From the data, copy out every line in which the word "messages" appears.
───── RECORDS FOR THE TASK ─────
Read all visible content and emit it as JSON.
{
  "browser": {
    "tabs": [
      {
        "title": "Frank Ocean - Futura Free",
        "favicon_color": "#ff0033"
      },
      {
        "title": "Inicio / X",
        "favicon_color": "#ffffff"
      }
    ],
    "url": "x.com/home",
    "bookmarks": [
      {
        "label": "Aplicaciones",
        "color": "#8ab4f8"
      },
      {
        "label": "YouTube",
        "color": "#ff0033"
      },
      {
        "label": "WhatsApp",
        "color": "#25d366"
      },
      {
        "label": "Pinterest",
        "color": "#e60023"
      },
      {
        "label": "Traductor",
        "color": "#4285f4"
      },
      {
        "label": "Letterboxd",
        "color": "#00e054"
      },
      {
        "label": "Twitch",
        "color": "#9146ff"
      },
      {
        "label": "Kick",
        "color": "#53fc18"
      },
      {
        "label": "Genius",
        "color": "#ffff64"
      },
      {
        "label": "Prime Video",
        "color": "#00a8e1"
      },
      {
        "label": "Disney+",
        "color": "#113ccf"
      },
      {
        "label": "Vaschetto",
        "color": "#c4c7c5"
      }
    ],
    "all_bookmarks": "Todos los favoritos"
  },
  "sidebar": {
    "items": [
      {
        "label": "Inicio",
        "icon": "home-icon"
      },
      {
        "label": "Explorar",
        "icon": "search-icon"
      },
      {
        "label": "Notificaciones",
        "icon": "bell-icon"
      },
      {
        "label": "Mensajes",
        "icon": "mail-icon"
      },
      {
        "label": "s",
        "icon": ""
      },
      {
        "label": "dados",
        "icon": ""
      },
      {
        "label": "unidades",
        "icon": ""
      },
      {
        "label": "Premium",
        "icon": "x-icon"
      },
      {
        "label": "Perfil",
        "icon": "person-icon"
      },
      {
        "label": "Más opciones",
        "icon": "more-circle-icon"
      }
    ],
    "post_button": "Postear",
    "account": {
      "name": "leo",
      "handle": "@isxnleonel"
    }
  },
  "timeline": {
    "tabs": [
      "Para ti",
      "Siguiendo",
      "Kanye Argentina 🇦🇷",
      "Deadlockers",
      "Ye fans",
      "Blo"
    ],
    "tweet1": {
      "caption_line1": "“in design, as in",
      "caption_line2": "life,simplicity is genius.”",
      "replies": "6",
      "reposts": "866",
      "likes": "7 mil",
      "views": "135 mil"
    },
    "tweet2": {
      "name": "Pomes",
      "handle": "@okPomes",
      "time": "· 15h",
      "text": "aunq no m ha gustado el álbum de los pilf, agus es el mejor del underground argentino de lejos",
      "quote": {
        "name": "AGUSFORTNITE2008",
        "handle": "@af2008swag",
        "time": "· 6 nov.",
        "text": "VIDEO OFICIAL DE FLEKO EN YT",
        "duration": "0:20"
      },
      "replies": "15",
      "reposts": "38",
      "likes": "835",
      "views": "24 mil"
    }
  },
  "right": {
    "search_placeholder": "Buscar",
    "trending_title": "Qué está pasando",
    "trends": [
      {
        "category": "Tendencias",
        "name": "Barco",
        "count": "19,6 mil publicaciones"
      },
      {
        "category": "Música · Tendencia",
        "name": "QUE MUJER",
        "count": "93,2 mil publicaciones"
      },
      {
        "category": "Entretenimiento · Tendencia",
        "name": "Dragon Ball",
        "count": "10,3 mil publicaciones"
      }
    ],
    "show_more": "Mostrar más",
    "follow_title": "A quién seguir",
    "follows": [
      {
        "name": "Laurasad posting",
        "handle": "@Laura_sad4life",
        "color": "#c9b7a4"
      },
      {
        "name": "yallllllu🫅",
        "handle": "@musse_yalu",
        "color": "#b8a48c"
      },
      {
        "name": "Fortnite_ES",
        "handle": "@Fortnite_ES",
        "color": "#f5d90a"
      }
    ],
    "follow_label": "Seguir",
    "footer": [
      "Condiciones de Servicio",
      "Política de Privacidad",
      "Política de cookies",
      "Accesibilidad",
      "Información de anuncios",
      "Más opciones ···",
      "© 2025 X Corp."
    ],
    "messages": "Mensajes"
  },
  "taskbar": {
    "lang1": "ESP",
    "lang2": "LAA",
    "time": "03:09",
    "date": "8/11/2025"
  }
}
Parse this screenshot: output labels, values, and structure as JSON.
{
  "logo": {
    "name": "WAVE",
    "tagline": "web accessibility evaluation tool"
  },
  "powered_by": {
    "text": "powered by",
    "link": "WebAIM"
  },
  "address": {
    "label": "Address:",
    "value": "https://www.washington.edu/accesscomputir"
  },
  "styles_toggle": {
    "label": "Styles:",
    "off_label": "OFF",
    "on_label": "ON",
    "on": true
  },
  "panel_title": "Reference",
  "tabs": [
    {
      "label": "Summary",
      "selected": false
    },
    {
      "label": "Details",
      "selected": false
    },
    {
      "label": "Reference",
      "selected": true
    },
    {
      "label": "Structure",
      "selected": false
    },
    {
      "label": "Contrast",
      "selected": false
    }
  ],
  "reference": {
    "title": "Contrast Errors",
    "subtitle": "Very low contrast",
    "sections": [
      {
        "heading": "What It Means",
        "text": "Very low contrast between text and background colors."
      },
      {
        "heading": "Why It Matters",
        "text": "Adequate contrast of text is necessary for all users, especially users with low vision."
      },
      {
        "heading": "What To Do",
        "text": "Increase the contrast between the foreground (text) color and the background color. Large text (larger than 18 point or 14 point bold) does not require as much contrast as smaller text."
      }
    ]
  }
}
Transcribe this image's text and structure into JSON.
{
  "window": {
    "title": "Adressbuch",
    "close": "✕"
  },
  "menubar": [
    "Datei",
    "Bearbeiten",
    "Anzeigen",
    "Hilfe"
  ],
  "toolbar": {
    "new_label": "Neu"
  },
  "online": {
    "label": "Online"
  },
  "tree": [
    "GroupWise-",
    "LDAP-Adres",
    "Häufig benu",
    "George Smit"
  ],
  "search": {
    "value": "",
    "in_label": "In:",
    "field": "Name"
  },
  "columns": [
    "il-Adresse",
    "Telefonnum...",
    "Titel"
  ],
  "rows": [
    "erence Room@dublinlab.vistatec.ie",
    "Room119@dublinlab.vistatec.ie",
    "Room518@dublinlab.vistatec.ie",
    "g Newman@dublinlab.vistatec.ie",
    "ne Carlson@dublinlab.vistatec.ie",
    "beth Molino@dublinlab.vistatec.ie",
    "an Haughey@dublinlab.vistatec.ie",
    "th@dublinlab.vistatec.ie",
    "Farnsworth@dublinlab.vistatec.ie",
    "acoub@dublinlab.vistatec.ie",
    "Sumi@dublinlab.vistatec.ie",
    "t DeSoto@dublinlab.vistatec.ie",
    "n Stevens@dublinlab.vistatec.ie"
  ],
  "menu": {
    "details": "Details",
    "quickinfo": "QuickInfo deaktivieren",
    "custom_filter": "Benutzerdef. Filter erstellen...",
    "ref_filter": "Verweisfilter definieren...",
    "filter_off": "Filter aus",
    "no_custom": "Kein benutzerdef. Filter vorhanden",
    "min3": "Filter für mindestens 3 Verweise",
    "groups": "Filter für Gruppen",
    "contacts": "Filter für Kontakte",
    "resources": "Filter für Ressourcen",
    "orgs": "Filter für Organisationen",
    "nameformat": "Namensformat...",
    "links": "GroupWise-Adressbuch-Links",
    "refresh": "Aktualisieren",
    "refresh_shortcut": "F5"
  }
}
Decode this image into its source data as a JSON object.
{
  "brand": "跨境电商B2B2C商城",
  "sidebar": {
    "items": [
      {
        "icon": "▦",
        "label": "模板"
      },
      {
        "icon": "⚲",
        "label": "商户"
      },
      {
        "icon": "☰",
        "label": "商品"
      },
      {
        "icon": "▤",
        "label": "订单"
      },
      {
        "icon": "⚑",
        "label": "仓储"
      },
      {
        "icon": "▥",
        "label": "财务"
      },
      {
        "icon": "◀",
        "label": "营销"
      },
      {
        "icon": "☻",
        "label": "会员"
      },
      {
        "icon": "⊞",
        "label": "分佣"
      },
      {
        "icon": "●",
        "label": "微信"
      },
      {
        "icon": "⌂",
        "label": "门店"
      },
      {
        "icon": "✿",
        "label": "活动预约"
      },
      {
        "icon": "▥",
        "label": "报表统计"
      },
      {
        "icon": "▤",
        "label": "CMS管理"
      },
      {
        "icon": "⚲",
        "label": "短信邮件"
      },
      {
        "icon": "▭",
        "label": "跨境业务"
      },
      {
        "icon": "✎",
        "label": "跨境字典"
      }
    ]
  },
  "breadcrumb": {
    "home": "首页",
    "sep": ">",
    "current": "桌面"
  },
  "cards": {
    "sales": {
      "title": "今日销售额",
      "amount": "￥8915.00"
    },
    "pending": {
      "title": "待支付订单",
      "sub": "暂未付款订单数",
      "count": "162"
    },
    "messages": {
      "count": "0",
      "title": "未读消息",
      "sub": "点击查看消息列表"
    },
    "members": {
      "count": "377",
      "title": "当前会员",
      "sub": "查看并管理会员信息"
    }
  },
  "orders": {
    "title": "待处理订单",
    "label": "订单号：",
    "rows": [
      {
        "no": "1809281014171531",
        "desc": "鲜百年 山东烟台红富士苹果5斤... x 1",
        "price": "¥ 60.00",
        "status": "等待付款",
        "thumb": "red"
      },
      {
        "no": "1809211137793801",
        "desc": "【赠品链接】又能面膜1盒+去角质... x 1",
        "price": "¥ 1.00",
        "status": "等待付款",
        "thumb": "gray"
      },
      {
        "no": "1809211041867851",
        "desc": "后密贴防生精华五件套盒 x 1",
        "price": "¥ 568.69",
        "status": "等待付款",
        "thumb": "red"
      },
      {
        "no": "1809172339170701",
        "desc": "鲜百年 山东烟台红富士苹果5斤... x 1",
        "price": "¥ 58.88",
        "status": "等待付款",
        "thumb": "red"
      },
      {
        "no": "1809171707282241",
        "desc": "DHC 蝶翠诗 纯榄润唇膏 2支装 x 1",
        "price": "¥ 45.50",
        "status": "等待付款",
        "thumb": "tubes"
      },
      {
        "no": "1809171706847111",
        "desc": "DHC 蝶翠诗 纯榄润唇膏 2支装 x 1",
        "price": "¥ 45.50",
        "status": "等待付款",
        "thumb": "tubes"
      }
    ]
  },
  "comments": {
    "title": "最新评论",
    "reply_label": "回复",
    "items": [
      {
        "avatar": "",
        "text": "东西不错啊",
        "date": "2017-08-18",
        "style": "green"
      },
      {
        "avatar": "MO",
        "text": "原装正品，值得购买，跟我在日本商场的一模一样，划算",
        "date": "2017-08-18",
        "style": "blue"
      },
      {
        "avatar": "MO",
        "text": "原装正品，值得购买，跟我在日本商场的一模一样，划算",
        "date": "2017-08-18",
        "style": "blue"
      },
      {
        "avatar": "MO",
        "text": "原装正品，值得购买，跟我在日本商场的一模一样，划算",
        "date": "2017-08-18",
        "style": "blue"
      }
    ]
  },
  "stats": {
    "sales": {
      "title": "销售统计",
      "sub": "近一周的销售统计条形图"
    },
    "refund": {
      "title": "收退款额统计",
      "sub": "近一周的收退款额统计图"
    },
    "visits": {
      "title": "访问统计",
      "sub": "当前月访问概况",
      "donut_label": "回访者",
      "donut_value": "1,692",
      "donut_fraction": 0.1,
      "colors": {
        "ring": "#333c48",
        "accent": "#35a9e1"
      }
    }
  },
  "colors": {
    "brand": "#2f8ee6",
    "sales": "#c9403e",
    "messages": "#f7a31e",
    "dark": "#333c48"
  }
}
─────
▸ FINISHED TASK:
    "messages": "Mensajes"
    "messages": {
    "messages": "#f7a31e",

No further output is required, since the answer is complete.